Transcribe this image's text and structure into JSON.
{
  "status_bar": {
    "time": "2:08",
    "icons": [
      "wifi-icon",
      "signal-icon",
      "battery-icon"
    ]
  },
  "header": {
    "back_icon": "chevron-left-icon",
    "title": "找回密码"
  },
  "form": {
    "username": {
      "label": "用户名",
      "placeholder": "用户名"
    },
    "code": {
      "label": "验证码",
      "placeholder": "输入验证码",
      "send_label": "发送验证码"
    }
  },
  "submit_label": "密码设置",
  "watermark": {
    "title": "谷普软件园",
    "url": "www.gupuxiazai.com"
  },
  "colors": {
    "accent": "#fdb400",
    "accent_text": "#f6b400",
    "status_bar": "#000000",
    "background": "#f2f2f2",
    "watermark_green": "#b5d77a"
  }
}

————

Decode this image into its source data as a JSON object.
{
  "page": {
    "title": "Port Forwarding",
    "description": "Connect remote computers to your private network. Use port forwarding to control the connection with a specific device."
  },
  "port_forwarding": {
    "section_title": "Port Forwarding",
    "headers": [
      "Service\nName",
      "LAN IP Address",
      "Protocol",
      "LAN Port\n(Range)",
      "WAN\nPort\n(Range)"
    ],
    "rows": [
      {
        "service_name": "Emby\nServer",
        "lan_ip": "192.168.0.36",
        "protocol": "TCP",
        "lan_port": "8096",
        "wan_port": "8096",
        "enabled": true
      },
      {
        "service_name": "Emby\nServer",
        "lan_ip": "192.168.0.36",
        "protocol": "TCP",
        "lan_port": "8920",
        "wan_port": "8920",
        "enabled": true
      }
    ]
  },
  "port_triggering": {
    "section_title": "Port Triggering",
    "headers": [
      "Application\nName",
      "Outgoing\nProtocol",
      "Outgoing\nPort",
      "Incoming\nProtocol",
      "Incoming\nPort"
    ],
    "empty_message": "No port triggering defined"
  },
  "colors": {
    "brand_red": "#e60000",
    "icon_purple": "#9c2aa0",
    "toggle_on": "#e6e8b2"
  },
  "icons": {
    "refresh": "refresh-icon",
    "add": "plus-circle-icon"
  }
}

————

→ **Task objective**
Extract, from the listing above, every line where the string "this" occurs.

→ **Exercise response**
Transcribe this image's text and structure into JSON.
Decode this image into its source data as a JSON object.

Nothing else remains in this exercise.